Another speaker at the event, Zhe Sun, professor at Tsinghua University and China Initiative Senior Research Adjunct Scholar at Columbia University, believes that the unfavorable attitude of Americans toward the Kremlin will hamper attempts to improve Russia’s relations with the U.S. Likewise, Timothy Colton, professor of Harvard University, says that people in the U.S. are anti-Russian by nature, that Russia is considered an enemy state.

However, Moscow and Washington can do a sort of benchmarking in the field of international relations by taking a closer look at the U.S.-China relationship. For example, Russia can learn lessons from the U.S.-China experience of dealing with differences, suggests Professor Sun.

Despite occasional tensions between Beijing and Washington (fueled by China’s overtures in the South China Sea and U.S. concerns over China’s cyber potential), there is “substantial cooperation” between China and the U.S. in different fields, including environment, business and investment, even cybersecurity.

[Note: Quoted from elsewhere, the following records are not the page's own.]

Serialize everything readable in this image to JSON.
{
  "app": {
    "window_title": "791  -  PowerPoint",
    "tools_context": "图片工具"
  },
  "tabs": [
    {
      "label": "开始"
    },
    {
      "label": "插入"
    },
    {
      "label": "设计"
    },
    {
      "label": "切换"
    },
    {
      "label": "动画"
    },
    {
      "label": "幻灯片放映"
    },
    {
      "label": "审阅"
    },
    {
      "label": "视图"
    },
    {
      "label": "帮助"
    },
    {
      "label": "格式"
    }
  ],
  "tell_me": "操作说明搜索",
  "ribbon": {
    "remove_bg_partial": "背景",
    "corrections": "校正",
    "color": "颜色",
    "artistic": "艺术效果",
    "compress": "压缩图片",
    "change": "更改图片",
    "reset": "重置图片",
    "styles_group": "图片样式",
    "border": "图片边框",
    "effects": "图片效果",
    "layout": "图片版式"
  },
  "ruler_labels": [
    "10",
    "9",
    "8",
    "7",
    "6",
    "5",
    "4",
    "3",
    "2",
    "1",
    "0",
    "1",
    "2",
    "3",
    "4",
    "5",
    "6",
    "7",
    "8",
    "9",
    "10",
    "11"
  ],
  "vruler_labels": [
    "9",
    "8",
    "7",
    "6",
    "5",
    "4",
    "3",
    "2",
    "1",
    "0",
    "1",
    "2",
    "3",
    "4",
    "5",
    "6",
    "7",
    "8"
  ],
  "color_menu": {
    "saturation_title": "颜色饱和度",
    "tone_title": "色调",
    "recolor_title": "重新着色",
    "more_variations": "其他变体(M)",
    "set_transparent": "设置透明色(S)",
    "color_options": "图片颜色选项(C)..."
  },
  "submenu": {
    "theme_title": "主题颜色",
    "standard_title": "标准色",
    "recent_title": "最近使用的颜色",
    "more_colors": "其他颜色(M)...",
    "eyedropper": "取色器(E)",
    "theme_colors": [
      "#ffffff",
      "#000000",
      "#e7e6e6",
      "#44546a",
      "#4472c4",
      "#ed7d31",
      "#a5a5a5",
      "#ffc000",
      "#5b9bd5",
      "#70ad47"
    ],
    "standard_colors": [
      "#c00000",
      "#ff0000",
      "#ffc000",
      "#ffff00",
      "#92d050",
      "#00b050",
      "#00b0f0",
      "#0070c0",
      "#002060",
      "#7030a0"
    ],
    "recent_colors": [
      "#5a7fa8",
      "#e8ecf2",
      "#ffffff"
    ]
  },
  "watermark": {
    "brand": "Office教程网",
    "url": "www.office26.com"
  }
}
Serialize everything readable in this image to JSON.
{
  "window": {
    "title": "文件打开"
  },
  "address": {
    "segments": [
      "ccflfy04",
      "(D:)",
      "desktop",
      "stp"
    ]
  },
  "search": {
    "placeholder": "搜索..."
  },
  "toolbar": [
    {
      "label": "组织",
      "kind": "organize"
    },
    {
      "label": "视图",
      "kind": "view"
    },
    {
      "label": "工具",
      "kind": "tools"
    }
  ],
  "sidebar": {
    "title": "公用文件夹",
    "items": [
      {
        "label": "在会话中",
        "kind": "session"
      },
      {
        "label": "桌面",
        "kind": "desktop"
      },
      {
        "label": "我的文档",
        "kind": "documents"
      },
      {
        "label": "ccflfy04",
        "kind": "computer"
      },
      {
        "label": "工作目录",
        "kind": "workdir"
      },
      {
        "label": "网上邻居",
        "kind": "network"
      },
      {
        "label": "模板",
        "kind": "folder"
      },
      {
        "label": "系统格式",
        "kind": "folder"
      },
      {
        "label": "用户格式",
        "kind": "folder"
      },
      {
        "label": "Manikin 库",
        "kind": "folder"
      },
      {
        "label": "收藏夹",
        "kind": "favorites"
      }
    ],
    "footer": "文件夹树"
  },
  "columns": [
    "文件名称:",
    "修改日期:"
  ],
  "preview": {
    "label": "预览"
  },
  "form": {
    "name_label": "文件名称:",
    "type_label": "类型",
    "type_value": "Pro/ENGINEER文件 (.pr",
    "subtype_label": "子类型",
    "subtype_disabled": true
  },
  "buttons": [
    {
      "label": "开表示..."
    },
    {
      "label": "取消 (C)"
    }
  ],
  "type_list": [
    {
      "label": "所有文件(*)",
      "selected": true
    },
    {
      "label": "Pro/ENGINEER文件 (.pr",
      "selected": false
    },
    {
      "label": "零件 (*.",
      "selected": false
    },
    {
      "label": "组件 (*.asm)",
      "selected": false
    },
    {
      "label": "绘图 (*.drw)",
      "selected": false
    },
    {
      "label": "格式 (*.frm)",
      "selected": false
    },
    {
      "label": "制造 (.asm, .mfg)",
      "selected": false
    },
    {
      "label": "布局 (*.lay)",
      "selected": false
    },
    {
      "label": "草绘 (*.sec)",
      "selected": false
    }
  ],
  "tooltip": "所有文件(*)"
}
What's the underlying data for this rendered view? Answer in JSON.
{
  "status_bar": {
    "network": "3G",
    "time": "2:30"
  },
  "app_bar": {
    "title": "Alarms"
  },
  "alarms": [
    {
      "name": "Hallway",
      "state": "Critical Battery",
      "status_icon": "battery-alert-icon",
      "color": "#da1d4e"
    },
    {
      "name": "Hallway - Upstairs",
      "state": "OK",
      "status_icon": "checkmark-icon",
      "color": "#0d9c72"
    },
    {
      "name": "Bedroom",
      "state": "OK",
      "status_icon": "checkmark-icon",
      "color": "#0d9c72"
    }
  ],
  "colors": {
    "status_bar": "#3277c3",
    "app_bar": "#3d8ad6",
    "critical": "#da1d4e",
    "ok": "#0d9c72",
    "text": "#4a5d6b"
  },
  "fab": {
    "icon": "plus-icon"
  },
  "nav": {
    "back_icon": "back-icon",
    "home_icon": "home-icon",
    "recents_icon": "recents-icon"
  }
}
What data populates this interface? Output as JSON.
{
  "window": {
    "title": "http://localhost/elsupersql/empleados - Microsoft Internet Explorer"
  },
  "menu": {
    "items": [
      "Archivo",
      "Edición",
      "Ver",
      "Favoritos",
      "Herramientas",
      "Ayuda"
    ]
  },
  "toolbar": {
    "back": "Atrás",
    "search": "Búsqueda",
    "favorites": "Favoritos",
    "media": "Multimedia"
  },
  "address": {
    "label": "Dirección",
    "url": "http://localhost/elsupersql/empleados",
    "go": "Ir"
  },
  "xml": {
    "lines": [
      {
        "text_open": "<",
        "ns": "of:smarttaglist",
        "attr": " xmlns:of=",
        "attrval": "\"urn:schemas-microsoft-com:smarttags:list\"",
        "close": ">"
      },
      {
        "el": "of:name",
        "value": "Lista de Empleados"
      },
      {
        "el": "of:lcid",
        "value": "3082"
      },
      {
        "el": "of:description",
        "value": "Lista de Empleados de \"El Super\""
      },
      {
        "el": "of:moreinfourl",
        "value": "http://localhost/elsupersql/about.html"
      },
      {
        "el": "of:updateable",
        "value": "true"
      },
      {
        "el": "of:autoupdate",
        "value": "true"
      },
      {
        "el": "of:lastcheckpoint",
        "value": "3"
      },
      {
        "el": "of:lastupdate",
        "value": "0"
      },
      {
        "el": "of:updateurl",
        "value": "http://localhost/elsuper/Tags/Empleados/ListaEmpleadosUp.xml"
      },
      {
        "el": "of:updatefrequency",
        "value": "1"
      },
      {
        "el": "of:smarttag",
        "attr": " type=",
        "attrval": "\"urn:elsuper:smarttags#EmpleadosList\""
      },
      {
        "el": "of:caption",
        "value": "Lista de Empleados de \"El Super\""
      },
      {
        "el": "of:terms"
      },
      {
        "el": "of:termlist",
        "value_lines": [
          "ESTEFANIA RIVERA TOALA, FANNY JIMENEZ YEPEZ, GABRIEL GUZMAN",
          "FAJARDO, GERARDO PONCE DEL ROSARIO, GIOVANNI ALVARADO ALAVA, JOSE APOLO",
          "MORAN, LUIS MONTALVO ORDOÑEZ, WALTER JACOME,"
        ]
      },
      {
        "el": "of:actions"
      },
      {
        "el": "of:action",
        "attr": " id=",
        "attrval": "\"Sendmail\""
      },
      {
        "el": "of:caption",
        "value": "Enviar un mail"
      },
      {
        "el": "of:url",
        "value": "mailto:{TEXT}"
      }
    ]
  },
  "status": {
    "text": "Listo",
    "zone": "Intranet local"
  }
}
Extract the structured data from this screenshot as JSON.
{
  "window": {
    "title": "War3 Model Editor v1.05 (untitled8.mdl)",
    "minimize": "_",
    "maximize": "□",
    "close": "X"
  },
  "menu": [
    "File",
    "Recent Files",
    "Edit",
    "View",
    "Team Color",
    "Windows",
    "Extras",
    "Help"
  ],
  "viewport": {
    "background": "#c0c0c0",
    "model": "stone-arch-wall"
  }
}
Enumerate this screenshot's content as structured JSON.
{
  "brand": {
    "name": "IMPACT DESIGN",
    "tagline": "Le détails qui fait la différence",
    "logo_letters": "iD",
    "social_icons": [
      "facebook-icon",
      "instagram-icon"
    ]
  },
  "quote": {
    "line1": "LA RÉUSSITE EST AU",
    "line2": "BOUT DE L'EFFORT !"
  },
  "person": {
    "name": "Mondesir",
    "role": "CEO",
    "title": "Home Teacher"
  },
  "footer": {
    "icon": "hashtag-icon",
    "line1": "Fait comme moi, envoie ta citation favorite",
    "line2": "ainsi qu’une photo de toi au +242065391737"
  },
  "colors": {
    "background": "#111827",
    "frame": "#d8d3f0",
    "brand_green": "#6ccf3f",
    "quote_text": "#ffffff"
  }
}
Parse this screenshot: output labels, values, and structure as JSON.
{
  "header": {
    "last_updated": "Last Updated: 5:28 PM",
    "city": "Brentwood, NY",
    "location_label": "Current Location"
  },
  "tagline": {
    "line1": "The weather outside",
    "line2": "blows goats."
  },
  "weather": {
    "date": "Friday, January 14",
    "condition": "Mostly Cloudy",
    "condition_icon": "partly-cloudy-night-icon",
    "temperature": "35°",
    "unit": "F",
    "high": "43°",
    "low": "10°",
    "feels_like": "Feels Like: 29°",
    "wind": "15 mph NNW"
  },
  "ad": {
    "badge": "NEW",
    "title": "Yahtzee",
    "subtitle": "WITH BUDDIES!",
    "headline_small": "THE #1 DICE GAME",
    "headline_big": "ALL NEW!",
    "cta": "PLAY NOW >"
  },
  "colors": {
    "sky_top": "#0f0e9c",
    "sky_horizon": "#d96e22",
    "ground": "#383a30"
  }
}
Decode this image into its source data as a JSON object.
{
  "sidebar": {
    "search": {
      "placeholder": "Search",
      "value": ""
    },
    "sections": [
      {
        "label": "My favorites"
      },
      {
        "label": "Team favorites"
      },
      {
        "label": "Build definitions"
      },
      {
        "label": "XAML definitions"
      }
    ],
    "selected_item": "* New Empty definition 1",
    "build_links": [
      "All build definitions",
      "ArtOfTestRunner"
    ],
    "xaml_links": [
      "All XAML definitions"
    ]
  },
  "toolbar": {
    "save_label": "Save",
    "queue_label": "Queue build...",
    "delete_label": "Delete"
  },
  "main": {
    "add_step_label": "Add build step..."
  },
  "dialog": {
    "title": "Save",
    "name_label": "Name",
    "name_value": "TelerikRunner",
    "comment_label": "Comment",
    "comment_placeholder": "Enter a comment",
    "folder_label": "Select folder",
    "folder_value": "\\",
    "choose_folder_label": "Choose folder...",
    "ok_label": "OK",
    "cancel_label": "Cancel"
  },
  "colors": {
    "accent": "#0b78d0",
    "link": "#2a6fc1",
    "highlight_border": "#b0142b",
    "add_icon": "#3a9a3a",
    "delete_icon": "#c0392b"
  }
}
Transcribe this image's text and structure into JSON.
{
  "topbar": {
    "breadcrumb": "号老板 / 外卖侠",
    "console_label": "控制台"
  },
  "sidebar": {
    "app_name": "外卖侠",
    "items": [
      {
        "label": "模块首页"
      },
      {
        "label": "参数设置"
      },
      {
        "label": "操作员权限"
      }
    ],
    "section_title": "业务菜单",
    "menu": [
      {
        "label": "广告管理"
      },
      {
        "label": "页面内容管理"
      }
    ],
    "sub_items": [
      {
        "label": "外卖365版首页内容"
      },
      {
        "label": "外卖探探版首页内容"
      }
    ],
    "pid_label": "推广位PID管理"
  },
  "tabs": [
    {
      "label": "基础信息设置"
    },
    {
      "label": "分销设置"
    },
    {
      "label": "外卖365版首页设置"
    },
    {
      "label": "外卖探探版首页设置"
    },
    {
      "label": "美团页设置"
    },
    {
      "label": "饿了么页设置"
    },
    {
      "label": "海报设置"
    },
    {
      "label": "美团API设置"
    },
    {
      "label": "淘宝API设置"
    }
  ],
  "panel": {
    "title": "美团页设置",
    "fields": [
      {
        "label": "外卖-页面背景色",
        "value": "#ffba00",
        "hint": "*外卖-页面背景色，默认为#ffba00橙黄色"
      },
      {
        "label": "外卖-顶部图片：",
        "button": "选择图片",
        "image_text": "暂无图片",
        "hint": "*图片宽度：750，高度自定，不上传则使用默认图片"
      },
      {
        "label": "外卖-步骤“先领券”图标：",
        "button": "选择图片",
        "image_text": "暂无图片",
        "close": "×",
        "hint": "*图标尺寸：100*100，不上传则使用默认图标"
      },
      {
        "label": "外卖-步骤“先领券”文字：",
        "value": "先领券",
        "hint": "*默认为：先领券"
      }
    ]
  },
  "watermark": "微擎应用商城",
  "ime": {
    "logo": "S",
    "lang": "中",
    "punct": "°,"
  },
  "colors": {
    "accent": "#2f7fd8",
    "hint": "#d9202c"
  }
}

This leads to “limited confrontation” between the countries and creates a big potential for extensive cooperation, Sun argues, implying that confrontation between Russia and the U.S. might be at least limited.

However, Lukyanov warns that the concept of “limited confrontation” is “very tricky,” as indicated by the experience of Soviet-American relations, because some unpredictable incident might happen and go out of control. Meanwhile, Alexander Gabuev, an expert from Moscow Carnegie Center, point outs that one of the problems is the fact that China’s leadership is becoming increasingly suspicious toward Washington, with nationalism and anti-American sentiments growing within the country.

So, the Kremlin can view U.S.-China relations as an example, but taken with a pinch of salt.    

Colton argues that today U.S.-Russia relations seem to have “reached the bottom,” although there is “no guarantee.”

“The deterioration [in Washington-Moscow relations] that was a year ago was very dramatic, our relations reached the worst state since 1983,” he said during a Gaidar Forum discussion, expressing captious optimism that some “stabilization” in relations might happen and the two countries will cooperate.

2016 is important in this regard, because it is “a year of political choice in the United States and, to a limited extent, in Russia,” Colton said, meaning the U.S. presidential elections will shape the context of their bilateral relations, while the Russian parliamentary elections will have “an indirect effect” on the Kremlin’s foreign policy because these elections might lead to “a serious political crisis in Russia.”

Colton expresses hope that the next American president will reassess Washington approaches toward Moscow. Likewise, his colleague from the U.S., Cynthia Roberts, professor at City University of New York and Columbia University, expresses the hope that U.S.-Russia relations reached “the bottom” and Moscow will negotiate with Washington more frequently, in a productive manner.

But, at the same time, she admits that Washington is “hawkish” toward the Kremlin and “there are many uninformed candidates,” those one who don’t know about Russia a lot and have no ideas of how to deal with it. The result of this might not be positive.     

In this context, Sergey Ryabkov, Russia’s Deputy Foreign Minister, who attended the Gaidar Forum, admitted that trying to find who is to blame is not the best approach and is “very simplistic.” He both expresses hope for improvement in relations and regrets that foreign policy and diplomacy “are deliberately separated” today, suggesting that this should be alleviated.